▸ Task directions
Below are records. Count every line containing the word "results" and give the number alone.

▸ Data to process
..........

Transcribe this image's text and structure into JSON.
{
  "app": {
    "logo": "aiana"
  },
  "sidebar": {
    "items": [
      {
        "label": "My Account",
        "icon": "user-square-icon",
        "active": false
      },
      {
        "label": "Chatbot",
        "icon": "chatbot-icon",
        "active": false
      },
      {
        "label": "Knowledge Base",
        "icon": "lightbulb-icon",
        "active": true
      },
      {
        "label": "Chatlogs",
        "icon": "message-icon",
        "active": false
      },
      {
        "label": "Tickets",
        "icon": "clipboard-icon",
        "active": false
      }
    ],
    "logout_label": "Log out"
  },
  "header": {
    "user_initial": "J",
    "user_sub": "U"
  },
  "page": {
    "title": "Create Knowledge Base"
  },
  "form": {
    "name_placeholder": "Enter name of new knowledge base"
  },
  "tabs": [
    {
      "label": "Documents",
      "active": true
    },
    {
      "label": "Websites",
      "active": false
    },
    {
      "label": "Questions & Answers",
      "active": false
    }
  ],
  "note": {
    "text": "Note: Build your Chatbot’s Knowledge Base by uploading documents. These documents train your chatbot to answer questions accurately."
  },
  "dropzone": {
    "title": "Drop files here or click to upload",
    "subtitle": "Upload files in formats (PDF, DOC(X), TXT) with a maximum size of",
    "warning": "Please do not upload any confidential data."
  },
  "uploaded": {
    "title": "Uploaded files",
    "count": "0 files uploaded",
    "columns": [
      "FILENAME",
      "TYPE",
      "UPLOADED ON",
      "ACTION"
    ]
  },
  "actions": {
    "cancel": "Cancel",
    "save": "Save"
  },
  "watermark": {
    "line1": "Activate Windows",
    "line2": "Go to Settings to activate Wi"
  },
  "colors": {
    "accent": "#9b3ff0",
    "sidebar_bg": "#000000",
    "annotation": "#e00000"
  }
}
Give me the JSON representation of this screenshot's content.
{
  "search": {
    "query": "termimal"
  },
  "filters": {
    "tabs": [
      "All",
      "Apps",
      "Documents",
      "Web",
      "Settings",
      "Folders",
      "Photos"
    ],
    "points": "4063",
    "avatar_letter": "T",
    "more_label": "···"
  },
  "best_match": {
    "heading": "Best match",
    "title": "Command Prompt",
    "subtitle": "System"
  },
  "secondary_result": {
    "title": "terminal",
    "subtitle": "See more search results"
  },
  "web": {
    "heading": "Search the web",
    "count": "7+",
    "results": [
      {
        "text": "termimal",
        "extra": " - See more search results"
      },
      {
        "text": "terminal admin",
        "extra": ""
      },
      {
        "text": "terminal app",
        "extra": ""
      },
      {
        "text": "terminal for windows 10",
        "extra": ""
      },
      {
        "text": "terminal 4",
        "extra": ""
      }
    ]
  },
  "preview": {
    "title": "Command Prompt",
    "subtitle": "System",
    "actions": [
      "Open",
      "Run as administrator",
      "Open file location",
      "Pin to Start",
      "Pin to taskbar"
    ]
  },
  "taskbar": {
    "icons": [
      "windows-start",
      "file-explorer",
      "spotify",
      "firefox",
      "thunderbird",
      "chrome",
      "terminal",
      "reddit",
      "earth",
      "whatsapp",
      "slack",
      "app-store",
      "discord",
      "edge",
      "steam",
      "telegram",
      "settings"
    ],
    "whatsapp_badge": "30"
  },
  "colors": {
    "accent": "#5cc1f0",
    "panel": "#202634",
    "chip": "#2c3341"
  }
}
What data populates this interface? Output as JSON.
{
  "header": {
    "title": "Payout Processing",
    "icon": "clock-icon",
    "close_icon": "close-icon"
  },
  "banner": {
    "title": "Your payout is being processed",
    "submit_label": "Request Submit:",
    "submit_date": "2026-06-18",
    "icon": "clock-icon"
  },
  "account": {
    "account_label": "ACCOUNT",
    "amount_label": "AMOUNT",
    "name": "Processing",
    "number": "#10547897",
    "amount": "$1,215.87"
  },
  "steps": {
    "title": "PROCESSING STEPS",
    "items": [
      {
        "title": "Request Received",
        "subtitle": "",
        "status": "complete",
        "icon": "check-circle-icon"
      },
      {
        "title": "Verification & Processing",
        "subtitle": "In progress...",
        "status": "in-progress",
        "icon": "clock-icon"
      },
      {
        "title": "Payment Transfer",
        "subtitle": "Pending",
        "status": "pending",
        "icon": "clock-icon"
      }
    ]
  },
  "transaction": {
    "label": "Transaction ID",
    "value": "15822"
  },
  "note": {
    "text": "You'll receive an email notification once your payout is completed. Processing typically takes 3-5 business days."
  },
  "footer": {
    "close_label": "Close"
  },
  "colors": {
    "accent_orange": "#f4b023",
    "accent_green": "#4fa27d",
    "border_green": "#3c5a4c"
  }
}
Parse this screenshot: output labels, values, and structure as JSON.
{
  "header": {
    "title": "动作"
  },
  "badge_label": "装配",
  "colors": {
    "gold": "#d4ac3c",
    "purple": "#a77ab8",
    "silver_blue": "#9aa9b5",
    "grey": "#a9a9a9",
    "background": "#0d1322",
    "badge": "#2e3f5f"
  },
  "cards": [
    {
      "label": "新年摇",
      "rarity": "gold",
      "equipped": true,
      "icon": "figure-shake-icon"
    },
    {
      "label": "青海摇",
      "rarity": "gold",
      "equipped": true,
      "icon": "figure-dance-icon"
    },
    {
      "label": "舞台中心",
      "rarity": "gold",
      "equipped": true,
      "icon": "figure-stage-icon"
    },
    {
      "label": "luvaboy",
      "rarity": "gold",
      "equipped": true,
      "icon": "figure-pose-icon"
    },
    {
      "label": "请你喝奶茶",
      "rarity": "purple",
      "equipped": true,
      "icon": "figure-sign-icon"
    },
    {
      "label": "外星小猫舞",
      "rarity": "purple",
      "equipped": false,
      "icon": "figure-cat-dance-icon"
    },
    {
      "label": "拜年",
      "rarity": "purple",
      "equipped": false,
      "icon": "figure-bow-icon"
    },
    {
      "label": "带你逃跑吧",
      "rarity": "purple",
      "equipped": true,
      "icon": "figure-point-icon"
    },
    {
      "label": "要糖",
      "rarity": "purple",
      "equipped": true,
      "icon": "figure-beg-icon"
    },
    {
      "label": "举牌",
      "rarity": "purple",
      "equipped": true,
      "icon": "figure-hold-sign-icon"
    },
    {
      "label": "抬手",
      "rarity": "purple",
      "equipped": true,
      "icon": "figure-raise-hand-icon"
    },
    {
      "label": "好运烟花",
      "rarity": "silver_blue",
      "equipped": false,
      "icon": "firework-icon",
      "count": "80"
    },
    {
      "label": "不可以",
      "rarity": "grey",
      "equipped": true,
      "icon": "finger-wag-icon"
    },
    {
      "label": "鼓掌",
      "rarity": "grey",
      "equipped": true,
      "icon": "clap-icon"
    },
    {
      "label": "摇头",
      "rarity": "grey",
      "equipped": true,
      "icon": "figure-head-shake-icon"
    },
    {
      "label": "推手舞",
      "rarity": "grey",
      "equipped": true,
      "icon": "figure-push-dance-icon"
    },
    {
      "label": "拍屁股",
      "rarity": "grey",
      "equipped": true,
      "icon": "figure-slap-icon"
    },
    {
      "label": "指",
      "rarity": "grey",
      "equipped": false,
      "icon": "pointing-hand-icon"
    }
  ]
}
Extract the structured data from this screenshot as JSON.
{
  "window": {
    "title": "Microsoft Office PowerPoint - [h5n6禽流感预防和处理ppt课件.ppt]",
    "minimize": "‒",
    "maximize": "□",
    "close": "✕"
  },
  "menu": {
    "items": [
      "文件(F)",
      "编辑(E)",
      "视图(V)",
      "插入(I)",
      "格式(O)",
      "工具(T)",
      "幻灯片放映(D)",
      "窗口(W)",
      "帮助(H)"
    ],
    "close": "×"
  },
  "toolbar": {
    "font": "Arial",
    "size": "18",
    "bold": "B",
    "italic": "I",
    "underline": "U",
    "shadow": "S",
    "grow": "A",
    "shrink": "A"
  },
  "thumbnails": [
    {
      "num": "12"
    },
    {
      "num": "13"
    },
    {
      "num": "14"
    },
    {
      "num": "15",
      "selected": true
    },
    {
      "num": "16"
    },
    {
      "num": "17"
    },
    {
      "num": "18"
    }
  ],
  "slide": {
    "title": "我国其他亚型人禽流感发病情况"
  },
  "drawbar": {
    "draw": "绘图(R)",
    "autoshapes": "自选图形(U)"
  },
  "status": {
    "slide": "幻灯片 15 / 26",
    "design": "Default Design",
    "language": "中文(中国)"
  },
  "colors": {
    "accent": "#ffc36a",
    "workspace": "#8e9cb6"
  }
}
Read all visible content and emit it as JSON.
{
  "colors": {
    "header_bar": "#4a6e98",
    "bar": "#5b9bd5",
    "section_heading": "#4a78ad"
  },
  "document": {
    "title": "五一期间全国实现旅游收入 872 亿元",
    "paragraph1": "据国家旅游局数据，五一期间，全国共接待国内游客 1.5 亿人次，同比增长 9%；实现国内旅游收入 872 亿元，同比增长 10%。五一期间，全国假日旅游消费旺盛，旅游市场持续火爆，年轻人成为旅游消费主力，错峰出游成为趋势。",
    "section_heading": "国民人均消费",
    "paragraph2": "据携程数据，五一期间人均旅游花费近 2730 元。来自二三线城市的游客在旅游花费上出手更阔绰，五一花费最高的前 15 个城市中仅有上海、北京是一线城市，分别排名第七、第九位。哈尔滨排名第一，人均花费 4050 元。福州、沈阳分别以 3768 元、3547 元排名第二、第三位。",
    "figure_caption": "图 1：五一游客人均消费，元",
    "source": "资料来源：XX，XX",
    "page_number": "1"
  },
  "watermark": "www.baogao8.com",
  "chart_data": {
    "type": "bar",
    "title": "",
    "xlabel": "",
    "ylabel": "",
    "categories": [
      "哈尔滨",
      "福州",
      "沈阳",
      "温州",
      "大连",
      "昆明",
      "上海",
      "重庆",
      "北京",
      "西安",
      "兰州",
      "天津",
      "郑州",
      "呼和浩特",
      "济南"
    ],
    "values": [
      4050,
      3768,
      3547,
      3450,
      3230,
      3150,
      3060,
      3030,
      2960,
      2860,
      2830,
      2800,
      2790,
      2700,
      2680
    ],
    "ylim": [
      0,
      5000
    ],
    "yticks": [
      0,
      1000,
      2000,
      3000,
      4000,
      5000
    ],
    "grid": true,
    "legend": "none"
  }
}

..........

▸ Answer to the problem
3